Of the 60 pioneer SUSS law students enrolled last year, seven have dropped out or deferred their studies due to job pressures and family commitments.
The programme, which runs as a four to five-year course, is the only one to offer a full-load law degree with classes at night to cater to working adults.
The SUSS law school - where the average age of students is in the late 30s - was set up in 2016 to address a shortage of lawyers in criminal and family law.
On top of a heavy study load, many of the students have had to juggle work and family while attending night classes.
Professor Leslie Chew, the school's dean and a Senior Counsel, said: "I would be worried if there's no attrition, it would mean our standards are not good enough."
Of the seven who dropped out, two did not meet the minimum grade point average (GPA) to progress to the second year, three withdrew and two deferred for reasons that include work commitments such as being posted overseas.
The programme, which runs as a four to five-year course, is the only one to offer a full-load law degree with classes at night to cater to working adults. The SUSS law school - where the average age of students is in the late 30s - was set up in 2016 to address a shortage of lawyers in criminal and family law.
One of those who deferred is returning next year to continue his studies. All 64 students in the second batch are still in the course.
Students have to hit a GPA of 3 out of 5 in every semester to continue in the course.
But they need a GPA of at least 3.5 upon graduation to qualify as professional lawyers, just like graduates from the two other law schools at National University of Singapore and Singapore Management University.

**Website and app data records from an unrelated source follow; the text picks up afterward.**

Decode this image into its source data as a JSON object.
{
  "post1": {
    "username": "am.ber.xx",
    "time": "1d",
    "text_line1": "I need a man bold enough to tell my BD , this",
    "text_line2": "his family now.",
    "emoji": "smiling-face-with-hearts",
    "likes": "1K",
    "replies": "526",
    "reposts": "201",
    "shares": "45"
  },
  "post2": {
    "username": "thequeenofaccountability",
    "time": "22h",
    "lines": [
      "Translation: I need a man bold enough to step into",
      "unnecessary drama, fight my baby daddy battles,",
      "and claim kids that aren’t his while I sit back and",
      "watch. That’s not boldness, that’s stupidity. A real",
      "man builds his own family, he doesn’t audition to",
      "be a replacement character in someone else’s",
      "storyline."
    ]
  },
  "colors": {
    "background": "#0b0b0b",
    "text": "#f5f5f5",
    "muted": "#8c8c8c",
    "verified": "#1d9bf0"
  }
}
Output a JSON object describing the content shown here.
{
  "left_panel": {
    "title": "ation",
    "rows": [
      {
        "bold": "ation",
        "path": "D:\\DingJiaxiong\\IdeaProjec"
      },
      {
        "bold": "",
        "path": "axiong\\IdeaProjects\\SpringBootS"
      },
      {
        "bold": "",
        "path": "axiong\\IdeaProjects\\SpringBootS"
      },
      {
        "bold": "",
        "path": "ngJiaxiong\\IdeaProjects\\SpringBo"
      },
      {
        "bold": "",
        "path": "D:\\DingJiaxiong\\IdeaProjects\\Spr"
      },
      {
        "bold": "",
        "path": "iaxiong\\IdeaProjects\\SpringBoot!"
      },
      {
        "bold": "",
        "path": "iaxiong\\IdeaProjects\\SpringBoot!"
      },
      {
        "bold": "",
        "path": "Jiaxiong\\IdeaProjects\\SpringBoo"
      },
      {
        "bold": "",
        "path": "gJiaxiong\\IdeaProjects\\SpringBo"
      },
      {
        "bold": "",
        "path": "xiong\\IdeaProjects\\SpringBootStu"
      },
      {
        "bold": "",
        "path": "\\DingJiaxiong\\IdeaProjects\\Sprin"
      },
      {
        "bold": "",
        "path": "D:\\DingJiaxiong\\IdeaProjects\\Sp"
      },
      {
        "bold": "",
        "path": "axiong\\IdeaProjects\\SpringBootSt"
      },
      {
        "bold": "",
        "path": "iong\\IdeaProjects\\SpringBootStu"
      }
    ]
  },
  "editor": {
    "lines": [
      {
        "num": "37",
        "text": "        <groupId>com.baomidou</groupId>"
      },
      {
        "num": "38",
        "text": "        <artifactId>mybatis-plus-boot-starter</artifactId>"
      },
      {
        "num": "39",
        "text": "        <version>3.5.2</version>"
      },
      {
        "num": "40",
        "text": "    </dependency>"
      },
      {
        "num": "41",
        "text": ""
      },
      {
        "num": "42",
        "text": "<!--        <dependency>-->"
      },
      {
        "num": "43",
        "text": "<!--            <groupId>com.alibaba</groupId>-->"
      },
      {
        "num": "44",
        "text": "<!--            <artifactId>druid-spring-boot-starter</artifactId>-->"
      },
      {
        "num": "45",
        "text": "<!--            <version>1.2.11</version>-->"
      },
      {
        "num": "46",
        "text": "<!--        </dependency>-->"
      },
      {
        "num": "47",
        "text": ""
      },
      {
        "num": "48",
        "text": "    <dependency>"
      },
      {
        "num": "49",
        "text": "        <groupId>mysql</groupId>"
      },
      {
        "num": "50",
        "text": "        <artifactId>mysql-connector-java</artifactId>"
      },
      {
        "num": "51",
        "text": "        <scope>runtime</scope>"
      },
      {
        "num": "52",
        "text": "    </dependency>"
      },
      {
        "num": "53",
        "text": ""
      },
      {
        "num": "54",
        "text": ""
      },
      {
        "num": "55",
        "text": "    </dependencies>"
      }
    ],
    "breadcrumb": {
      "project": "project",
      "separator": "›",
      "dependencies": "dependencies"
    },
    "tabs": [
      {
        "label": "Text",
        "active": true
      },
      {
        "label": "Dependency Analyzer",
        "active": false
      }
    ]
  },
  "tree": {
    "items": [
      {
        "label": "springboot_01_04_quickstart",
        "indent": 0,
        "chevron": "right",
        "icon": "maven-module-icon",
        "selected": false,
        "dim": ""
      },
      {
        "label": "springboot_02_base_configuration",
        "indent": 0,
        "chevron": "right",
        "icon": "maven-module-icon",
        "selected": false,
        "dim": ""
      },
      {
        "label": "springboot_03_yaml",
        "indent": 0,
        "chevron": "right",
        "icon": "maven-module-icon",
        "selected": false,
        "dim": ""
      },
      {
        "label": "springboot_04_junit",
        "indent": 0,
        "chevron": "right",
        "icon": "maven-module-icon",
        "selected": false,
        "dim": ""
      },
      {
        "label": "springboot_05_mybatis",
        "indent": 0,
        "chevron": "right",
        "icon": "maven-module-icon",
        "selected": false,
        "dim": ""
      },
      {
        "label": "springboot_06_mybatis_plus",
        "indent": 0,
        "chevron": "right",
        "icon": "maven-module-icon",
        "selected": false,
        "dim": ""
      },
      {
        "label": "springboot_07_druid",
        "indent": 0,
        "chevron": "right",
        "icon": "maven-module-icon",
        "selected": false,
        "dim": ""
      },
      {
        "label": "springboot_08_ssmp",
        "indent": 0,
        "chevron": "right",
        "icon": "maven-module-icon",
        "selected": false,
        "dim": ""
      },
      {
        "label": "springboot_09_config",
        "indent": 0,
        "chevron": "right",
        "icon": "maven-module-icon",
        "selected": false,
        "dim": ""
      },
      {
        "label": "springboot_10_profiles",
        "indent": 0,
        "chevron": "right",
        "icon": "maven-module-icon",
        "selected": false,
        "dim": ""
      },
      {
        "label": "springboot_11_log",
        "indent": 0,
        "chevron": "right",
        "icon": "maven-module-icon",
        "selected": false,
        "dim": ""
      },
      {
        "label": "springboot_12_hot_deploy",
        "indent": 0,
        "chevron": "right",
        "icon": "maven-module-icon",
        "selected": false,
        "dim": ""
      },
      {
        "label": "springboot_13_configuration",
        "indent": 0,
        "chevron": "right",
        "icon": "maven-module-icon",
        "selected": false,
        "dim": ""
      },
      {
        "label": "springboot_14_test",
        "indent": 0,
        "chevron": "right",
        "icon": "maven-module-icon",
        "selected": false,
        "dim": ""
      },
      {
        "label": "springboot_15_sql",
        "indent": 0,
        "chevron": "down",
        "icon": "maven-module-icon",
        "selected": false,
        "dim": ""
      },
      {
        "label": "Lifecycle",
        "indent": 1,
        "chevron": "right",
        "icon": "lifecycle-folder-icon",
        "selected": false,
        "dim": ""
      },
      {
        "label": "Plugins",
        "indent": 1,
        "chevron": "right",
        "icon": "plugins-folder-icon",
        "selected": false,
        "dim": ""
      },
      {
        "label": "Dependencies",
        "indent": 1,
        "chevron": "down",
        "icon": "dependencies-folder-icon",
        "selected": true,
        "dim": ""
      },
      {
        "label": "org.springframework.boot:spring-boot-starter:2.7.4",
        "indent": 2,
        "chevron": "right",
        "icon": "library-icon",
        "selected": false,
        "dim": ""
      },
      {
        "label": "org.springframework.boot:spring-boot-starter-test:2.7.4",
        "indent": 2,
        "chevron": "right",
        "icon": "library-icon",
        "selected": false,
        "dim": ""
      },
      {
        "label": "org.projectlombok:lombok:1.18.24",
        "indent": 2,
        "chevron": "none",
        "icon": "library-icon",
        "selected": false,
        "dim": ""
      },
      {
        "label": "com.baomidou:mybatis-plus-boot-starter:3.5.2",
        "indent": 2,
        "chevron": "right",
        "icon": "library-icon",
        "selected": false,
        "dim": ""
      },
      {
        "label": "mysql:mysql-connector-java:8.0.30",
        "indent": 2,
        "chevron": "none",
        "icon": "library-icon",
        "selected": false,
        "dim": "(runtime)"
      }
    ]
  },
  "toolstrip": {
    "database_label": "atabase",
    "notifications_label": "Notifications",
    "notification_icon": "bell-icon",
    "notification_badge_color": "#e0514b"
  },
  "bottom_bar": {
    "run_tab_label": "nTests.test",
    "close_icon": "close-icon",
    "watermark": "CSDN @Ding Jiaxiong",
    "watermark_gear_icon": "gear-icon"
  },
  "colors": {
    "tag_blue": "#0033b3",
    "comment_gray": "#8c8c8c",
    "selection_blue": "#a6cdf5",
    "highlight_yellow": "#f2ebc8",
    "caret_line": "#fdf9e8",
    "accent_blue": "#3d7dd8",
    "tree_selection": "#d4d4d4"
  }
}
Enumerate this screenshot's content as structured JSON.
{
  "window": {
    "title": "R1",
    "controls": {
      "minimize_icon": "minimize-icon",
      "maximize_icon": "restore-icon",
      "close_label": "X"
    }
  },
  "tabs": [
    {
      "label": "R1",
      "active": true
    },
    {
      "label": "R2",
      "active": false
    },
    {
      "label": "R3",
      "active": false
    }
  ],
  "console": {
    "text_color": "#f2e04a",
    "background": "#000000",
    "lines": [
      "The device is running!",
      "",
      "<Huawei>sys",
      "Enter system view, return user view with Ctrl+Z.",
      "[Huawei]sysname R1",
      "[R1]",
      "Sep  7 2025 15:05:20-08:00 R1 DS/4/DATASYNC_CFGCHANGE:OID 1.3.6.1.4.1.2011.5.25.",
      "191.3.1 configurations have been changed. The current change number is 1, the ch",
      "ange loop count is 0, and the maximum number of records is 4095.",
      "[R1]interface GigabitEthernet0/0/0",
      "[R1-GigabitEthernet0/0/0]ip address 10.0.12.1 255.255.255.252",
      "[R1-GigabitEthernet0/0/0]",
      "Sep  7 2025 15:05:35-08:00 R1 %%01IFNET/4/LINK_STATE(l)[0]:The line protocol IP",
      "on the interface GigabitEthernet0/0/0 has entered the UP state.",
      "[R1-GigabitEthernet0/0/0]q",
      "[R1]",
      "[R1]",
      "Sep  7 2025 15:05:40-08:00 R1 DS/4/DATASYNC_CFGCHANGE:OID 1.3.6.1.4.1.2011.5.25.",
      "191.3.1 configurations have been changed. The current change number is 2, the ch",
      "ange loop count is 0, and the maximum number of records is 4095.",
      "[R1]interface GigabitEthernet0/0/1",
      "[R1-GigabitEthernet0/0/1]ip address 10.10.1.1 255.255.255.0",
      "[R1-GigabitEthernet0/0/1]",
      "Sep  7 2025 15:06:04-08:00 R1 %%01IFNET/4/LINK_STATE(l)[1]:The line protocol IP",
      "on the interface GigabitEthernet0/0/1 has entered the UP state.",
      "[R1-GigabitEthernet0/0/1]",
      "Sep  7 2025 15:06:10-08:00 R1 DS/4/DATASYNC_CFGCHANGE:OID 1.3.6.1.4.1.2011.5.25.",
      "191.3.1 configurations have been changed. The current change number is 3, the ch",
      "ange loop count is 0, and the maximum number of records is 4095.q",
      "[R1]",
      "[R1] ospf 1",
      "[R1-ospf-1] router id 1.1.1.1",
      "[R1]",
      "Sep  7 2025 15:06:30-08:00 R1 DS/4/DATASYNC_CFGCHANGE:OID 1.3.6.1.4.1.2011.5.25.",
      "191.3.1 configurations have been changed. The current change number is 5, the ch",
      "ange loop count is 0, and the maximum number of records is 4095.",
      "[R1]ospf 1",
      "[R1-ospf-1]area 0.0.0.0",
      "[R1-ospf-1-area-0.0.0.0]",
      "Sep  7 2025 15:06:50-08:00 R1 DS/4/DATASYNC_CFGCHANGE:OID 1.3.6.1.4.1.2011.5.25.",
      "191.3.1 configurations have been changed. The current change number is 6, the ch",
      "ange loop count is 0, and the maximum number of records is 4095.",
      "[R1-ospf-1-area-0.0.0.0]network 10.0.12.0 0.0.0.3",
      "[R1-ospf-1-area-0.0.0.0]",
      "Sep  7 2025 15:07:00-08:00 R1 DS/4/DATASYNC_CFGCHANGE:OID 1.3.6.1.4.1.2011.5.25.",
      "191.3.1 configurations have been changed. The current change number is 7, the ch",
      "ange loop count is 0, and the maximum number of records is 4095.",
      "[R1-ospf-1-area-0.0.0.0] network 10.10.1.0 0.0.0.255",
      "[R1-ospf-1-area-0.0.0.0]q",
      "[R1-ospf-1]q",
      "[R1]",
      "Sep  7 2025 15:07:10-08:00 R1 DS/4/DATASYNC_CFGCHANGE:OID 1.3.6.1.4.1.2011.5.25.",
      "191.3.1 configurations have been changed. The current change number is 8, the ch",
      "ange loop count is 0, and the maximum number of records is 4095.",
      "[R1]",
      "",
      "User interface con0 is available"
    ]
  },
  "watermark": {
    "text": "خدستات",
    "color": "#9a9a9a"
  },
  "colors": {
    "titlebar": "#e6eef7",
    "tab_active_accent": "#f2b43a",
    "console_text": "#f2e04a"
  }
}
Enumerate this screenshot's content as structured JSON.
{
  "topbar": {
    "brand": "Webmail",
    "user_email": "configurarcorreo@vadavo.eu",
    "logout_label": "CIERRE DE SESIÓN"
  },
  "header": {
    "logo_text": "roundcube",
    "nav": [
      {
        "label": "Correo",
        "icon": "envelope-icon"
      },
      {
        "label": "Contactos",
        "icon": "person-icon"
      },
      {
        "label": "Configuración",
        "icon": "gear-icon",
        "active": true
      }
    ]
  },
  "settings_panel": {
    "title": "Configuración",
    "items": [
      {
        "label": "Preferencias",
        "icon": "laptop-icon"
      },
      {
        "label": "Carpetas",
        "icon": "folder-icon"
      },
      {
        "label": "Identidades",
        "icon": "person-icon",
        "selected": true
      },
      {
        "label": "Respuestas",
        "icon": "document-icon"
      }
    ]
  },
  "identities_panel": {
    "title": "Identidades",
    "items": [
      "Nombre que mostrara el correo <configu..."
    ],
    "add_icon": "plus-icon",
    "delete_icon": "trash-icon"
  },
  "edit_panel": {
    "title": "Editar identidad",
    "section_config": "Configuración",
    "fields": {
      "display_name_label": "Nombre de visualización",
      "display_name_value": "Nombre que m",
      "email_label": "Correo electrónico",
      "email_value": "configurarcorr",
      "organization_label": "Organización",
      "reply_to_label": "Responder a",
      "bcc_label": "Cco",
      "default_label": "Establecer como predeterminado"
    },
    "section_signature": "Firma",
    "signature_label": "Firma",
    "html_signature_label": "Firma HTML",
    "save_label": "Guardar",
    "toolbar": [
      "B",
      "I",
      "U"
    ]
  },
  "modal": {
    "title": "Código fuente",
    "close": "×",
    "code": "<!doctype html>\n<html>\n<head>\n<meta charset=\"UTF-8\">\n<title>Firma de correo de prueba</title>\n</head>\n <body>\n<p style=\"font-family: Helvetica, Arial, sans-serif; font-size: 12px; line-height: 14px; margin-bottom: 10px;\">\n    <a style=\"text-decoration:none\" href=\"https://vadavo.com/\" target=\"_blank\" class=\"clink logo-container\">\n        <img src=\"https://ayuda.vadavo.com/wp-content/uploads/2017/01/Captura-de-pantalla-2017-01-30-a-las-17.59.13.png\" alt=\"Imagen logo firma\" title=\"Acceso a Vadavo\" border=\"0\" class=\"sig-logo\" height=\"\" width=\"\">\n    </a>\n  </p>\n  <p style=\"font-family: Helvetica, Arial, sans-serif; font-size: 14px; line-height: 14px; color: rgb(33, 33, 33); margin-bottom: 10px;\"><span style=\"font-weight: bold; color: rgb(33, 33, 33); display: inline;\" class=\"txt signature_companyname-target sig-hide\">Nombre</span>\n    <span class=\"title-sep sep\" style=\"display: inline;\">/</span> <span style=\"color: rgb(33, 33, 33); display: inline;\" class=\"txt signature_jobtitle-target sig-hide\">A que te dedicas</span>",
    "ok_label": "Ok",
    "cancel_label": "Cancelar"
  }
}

The students also face financial pressures. In the Juris Doctor (JD) programme, for those already armed with other degrees, students have to pay more than $160,000 in tuition fees in total.
These students do not receive a government subsidy as they would have already enjoyed it while studying at the other local universities.
For those who undertake the programme as their first degree, they pay about $39,000 to $46,000 in total, with government subsidies.
Prof Chew said the university is working hard to get more financial aid for students who do not qualify for the government tuition grant.
About half of those in the JD programme fall into this group. "Our fees are not low, and for some of our students who have worked for 20 years, supporting children and are self-funding, it comes as a great sacrifice," said Prof Chew.
From next year, a handful of students can benefit from the Choor Singh Study Award and the Irene Tan Liang Kheng Scholarship Award, made possible by recent donations.
Currently, at least three students are recipients of study awards from the Ministry of Law, which provides $60,000 to $75,000, depending on the course, to Singaporeans who are not eligible for government tuition grants.
But Prof Chew said the law school will work closely with the university's newly set up Advancement Office to source more funding and book prizes, for instance.
Amid concern about young lawyers leaving the industry too soon, he believes his students - many of whom are paralegals or have experience in family or criminal law - will stay the course because they made a deliberate decision to come into law.
He said: "They've invested so much money and their lives. They're not young kids with parents underwriting everything.
"They are the people who always wanted to be a lawyer but couldn't get into NUS... So they have kept their dream.
"I have great respect for my students because these are guys and girls who came the hard way."